Monday, 25 February 2013

Rant II

[Rather than reply to the comments replying to the previous rant, thought it better to do a new post.]

The fan/academic relationship is one that I find particularly interesting and problematic. It often seems to me that for the fan empirical data counts more, for the academic theory. I feel that both have their place and can be equally valuable, but it's the accompanying territorial pissings and frequent lack of connection.

In retrospect, the Inglorious Basterds essays were probably especially likely to get me going, simply because a book on that film is such an obvious and lazy thing to do. Or it's an exploitative book, on a mock exploitation movie that I was suckered into getting and which then made me feel exploited?

A study of Eurowar films with chapters on, say, Castellari and Lenzi's contributions just wouldn't have the brand recognition.

It's like those collections on [insert name of contemporary TV series/film] and Philosophy where you sense what basically amounts to a circle jerk between the parties involved. There's no organic relationship, just a text that's ready made for commentary.

An obvious example would be Dr Who: Who gave a fuck about that programme during its 1980s death-throes? But now that it's been rebooted and given the official seal of approval by the cultural taste-makers? Or, there's a big difference between bringing out queer subtexts planted by Russell T. Davies compared to looking at John Nathan Turner era Who and trying to discern if his homosexuality might likewise be found in the programme.


Mark said...

Ha, loving the Who analogy. I was in my teens in the 90s when the show was off air and I felt like the only fan around. I bought the VHS releases, watched the rpts on Uk Gold, read the Target novels, The New Adventures and The Missing Adventures, subscribed to DWM and of course held fond memories of my childhood viewing and the hope that one day the show would return.

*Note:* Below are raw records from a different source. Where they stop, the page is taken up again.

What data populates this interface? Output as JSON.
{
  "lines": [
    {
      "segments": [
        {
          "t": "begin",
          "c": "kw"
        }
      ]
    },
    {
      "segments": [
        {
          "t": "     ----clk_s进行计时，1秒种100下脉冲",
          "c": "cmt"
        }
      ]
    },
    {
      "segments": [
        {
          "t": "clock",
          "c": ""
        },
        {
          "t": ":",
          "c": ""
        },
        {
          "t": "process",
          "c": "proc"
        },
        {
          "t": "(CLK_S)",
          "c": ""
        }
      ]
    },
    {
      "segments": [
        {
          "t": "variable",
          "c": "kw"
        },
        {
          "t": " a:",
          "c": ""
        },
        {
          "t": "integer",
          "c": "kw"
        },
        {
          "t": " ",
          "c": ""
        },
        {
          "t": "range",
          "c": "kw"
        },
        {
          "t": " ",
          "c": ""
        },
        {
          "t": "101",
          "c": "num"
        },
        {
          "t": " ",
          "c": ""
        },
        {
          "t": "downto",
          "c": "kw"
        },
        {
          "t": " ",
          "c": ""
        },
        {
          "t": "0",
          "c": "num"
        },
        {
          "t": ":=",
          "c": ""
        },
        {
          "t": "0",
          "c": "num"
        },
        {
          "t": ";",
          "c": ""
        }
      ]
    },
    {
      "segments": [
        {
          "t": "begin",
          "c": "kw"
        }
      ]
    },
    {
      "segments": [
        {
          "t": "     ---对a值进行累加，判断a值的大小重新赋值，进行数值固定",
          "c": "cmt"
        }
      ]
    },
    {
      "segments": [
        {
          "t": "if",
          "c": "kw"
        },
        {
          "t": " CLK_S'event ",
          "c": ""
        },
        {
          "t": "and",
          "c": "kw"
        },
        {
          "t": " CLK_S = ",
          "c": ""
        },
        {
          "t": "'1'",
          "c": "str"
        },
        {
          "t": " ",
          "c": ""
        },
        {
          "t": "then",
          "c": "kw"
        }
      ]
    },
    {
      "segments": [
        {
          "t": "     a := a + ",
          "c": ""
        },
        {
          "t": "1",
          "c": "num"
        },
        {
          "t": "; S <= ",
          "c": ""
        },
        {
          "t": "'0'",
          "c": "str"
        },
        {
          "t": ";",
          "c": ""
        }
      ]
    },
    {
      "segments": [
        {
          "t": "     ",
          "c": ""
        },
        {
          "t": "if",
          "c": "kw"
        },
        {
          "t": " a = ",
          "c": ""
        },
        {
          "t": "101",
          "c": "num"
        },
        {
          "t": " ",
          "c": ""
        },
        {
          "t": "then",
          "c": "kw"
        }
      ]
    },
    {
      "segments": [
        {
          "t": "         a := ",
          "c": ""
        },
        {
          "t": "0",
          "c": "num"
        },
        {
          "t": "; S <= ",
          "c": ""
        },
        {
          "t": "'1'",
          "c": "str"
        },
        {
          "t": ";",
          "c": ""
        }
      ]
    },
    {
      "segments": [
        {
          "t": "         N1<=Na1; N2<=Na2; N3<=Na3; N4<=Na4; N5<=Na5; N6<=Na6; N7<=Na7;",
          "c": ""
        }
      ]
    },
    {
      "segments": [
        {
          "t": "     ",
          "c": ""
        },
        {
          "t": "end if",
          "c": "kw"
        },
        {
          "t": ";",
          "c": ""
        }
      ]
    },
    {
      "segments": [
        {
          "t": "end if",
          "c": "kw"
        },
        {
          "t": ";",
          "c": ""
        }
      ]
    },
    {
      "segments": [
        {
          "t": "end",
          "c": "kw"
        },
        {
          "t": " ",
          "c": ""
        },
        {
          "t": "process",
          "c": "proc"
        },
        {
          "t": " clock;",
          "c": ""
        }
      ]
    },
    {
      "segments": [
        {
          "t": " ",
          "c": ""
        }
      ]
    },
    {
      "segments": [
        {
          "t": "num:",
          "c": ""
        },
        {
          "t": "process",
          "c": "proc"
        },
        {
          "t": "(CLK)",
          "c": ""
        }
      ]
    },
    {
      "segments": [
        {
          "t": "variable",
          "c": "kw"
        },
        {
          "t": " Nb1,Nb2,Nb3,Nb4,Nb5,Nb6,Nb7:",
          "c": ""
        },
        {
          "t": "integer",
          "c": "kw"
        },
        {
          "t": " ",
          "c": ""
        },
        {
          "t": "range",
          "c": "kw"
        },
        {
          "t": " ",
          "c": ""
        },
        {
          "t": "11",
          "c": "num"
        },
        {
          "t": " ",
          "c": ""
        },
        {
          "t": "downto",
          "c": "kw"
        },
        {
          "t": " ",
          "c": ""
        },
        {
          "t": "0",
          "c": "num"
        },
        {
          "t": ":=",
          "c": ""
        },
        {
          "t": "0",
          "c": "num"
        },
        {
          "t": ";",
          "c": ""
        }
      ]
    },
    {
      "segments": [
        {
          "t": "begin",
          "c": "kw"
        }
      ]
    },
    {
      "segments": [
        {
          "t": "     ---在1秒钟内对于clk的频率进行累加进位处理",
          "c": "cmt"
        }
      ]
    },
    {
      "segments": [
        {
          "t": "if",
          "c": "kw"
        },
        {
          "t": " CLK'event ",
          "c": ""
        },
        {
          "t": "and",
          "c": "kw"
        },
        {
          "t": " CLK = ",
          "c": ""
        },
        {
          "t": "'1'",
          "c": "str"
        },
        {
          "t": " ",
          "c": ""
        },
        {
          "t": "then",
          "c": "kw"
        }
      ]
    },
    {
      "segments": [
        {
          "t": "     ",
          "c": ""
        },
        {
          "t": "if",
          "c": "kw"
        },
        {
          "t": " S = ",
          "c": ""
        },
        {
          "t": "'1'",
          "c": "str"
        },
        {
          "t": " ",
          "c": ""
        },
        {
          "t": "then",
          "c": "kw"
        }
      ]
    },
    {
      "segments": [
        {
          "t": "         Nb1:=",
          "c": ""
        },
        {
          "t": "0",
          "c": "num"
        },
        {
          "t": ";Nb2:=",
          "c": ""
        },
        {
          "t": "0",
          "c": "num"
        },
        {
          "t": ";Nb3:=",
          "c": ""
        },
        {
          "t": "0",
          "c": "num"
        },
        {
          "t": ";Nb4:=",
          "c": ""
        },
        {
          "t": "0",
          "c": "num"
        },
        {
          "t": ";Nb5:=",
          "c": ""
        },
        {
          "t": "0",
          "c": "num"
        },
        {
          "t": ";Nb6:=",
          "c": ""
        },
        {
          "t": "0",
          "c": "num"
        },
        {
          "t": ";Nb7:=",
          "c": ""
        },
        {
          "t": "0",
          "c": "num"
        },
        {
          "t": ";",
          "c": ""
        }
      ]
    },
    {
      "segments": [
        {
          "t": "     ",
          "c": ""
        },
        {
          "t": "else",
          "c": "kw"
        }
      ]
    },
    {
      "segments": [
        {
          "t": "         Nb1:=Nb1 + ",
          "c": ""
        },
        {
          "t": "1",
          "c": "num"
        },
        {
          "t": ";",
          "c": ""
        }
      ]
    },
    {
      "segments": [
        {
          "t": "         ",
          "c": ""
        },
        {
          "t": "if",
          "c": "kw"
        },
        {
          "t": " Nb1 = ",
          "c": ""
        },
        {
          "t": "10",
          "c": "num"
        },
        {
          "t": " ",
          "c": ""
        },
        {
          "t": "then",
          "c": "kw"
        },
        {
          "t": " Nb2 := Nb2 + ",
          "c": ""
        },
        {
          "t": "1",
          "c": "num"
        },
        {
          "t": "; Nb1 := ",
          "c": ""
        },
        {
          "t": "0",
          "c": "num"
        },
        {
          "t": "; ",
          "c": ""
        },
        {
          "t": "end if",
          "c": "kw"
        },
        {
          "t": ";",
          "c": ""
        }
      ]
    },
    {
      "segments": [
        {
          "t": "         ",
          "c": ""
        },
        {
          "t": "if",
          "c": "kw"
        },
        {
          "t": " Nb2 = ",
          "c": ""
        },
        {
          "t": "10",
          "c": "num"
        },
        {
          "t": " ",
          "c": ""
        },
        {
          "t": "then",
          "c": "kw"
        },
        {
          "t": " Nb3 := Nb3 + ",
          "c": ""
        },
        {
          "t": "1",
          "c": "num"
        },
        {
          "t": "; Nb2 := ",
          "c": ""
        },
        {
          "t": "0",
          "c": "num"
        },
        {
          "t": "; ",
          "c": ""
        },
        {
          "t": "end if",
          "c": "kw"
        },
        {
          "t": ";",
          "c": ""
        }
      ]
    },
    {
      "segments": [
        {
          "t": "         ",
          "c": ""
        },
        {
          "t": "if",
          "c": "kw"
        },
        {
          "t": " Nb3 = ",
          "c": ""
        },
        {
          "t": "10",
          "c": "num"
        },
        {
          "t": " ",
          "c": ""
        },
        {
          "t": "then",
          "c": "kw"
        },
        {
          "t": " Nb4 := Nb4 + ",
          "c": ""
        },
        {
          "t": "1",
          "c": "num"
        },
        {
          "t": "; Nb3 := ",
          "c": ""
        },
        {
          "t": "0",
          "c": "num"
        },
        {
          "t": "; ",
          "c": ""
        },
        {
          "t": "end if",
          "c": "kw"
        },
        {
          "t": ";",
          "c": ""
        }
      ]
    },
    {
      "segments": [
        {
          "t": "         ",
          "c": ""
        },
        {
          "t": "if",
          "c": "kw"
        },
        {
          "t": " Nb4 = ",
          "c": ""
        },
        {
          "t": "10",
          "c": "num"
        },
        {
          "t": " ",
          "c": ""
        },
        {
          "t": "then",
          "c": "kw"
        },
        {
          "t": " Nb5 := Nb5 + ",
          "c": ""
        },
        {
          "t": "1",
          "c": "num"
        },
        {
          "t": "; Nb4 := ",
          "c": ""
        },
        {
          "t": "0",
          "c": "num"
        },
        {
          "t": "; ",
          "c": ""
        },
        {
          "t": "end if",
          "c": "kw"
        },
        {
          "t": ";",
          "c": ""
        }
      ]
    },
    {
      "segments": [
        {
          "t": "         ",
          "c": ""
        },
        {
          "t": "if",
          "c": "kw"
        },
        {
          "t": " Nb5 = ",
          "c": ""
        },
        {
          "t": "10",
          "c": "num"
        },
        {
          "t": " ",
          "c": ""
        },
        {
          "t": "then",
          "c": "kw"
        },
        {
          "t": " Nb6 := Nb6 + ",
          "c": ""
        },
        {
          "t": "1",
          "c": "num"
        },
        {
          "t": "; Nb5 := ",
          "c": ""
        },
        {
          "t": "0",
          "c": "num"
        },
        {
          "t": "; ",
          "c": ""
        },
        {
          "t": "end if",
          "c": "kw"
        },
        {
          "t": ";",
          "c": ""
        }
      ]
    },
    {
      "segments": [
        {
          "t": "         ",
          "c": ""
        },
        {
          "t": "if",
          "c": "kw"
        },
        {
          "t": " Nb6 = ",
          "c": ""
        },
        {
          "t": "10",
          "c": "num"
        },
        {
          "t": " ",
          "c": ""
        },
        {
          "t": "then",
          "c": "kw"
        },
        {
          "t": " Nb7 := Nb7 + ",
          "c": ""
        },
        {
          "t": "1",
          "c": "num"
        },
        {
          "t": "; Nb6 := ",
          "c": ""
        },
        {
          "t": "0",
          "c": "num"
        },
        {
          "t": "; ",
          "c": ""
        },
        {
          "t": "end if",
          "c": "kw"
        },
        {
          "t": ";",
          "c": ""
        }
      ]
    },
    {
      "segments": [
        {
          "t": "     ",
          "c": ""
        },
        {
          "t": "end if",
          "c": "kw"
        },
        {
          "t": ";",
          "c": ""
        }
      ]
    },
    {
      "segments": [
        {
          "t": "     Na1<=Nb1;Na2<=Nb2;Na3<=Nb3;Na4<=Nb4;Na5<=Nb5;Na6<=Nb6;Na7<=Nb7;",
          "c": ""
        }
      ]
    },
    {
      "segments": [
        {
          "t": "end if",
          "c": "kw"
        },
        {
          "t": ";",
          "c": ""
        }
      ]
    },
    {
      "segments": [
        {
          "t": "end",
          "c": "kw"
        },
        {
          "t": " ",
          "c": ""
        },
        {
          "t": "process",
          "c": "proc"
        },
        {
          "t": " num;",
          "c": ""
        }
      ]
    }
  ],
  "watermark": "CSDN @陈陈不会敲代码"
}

Imagine how utterly surprised and a little spiteful I felt upon RTD's reboot when virtually everyone raved about it, tons of merch came out and, perhaps more infuriating to the then 20 something me, young girls were into it. Where were these teen girls into it in the 90s I bitterly wailed? haha

Nigel Maskell said...

I ve been giving this some thought Keith and I am not certain that empirical data counts more for fans really- for collectors yes. As an example contrast say Record Collector (heavy on data) with say Melody Maker which would just wax poetic about their single of the week. For fans it seems that the biggie is biography, gossip, anecdote and so on rules- that all those biographies in WH Smith written with the fan in mind.

I do understand where you are coming from when you mention the divide between fan community and theory. But I am sure film theory mostly appeals to those into film theory. But since the film student could also be a film fan and a film fan will also read theory perhaps there is no divide as such.

What I am not so fussy on though is where I pick up a book and the cover is clearly designed with populism in mind and it reads like a text book. In part I could blame waterstones who maybe should move some of these books across one shelf from the film section to the film studies section.